A Royal Air Force E-3D Sentry aircraft in flight (stock image) [Picture: Corporal Paul Saxby, Crown Copyright/MOD 2002]

The E-3D provides essential command and control for the various aircraft involved in the operation, sometimes hundreds at a time, and the vital link between those aircraft and NATO’s Combined Air Operations Centre in Italy.

Squadron Leader Pat Parker is the E-3D detachment commander. He said:

The E-3D is absolutely central to the execution of the air operations plan. The mission sets that the guys get stuck into when they get airborne range across all sorts of things from control of air-to-air refuelling to dynamic tasking and targeting, check in, and force accountability for all the assets in the joint operations area.

The UK operates the Sentry aircraft as part of the overall NATO AEW force. We’re operating under NATO command and control and we are collocated with the NATO E-3A aircraft. We have part of the task in each 24 hours and so does the E-3A.

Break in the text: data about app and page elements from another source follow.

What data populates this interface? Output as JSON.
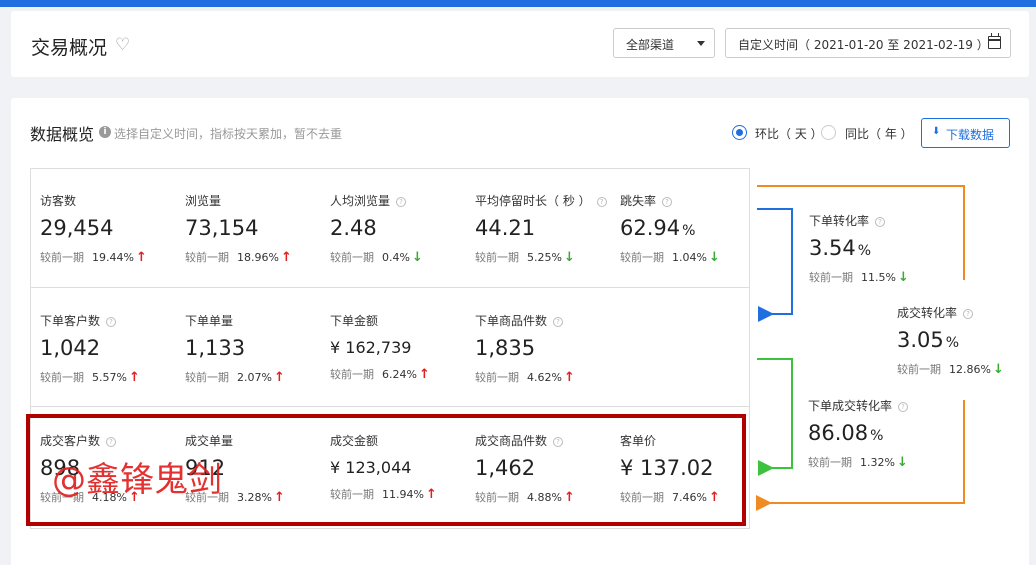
{
  "header": {
    "title": "交易概况",
    "channel_select": "全部渠道",
    "date_range": "自定义时间（ 2021-01-20 至 2021-02-19 ）"
  },
  "overview": {
    "title": "数据概览",
    "hint": "选择自定义时间，指标按天累加，暂不去重",
    "radio_daily": "环比（ 天 ）",
    "radio_yearly": "同比（ 年 ）",
    "download_label": "下载数据"
  },
  "compare_label": "较前一期",
  "metrics": {
    "visitors": {
      "label": "访客数",
      "value": "29,454",
      "unit": "",
      "pct": "19.44%",
      "dir": "up"
    },
    "pageviews": {
      "label": "浏览量",
      "value": "73,154",
      "unit": "",
      "pct": "18.96%",
      "dir": "up"
    },
    "per_capita_pv": {
      "label": "人均浏览量",
      "value": "2.48",
      "unit": "",
      "pct": "0.4%",
      "dir": "down"
    },
    "avg_stay": {
      "label": "平均停留时长（ 秒 ）",
      "value": "44.21",
      "unit": "",
      "pct": "5.25%",
      "dir": "down"
    },
    "bounce_rate": {
      "label": "跳失率",
      "value": "62.94",
      "unit": "%",
      "pct": "1.04%",
      "dir": "down"
    },
    "order_customers": {
      "label": "下单客户数",
      "value": "1,042",
      "unit": "",
      "pct": "5.57%",
      "dir": "up"
    },
    "order_count": {
      "label": "下单单量",
      "value": "1,133",
      "unit": "",
      "pct": "2.07%",
      "dir": "up"
    },
    "order_amount": {
      "label": "下单金额",
      "value": "¥ 162,739",
      "unit": "",
      "pct": "6.24%",
      "dir": "up"
    },
    "order_items": {
      "label": "下单商品件数",
      "value": "1,835",
      "unit": "",
      "pct": "4.62%",
      "dir": "up"
    },
    "deal_customers": {
      "label": "成交客户数",
      "value": "898",
      "unit": "",
      "pct": "4.18%",
      "dir": "up"
    },
    "deal_count": {
      "label": "成交单量",
      "value": "912",
      "unit": "",
      "pct": "3.28%",
      "dir": "up"
    },
    "deal_amount": {
      "label": "成交金额",
      "value": "¥ 123,044",
      "unit": "",
      "pct": "11.94%",
      "dir": "up"
    },
    "deal_items": {
      "label": "成交商品件数",
      "value": "1,462",
      "unit": "",
      "pct": "4.88%",
      "dir": "up"
    },
    "avg_order_value": {
      "label": "客单价",
      "value": "¥ 137.02",
      "unit": "",
      "pct": "7.46%",
      "dir": "up"
    }
  },
  "funnel": {
    "order_conversion": {
      "label": "下单转化率",
      "value": "3.54",
      "unit": "%",
      "pct": "11.5%",
      "dir": "down"
    },
    "deal_conversion": {
      "label": "成交转化率",
      "value": "3.05",
      "unit": "%",
      "pct": "12.86%",
      "dir": "down"
    },
    "order_deal_conversion": {
      "label": "下单成交转化率",
      "value": "86.08",
      "unit": "%",
      "pct": "1.32%",
      "dir": "down"
    }
  },
  "watermark": "@鑫锋鬼剑",
  "colors": {
    "primary": "#1f6fe0",
    "up_arrow": "#e02020",
    "down_arrow": "#3aaa35",
    "flow_orange": "#f08a24",
    "flow_blue": "#1f6fe0",
    "flow_green": "#3cc23c",
    "highlight_border": "#b00000"
  }
}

The forward operating base here is one of several operated by the NATO AEW component, of which the E-3D is a part. These bases have been running for a large number of years, so being able to come here with the infrastructure that it offers in terms of logistics support, to be able to operate both types of aircraft from here, is a real bonus.

Crew members onboard an RAF E-3D Sentry aircraft (stock image)

Crew members onboard an RAF E-3D Sentry aircraft (stock image) [Picture: Senior Aircraftman Andy Stevens, Crown Copyright/MOD 2010]

In a typical nine-hour mission the 18-strong crew will be responsible for delivering the whole planned air operation, and for providing surveillance to identify any violations of the no-fly zone.

Tactical Director Craige Curry describes the work:

There are various jobs, all essential to make the mission a success. We need the technicians to give us the radios, the displays and the radar. The controllers control all of the tactical air assets to achieve the effects within Libyan airspace, but also extend their range by controlling tanker assets, making sure we efficiently manage the tanker plot to get the fast jets onto the tanker as quickly as possible to maximise their time over the target area.

At any time we could be controlling between 50 and 120 aircraft within the operating area. It’s a very rewarding but challenging environment to operate in as a combat-ready operator. You are proving yourself within the environment you are trained to operate within.

We have a period of very intense concentration where the guys are working constantly throughout the on-station period with very little opportunity for respite.

But missions are far from typical. No two are alike, and even the length can be unpredictable. Sometimes the E-3D has had to extend its mission, arranging its own air-to-air refuelling.

The Sentry began operating before most nations’ aircraft even arrived. Britain deployed the E-3D to support the evacuation of UK citizens from Libya at the end of February. Then the aircraft was providing air and surface surveillance, gathering evidence of Colonel Gaddafi’s attacks on civilians that could be used to make the case for intervention by the United Nations.

Once United Nations Security Council Resolution 1973 was passed, the Sentry was busy gathering information about the disposition of the Gaddafi regime forces, and when air operations began it moved to its current role.

Squadron Leader Parker added:

The thing to bear in mind in all of that is the compression of all those phases from the evacuation through to surveillance, through to the opening nights of the campaign, and the sustained high tempo of operations we’ve got now.

Given that the AEW platform is central to the plan, the agility required of the crews to be able to switch quickly from one phase to the other cannot be underestimated. They’ve done that well. They’ve done that very well, in fact. It’s a huge achievement for the whole detachment, from the engineers keeping the aircraft airborne to the crews flying the tasks day in and day out.

Published 9 August 2011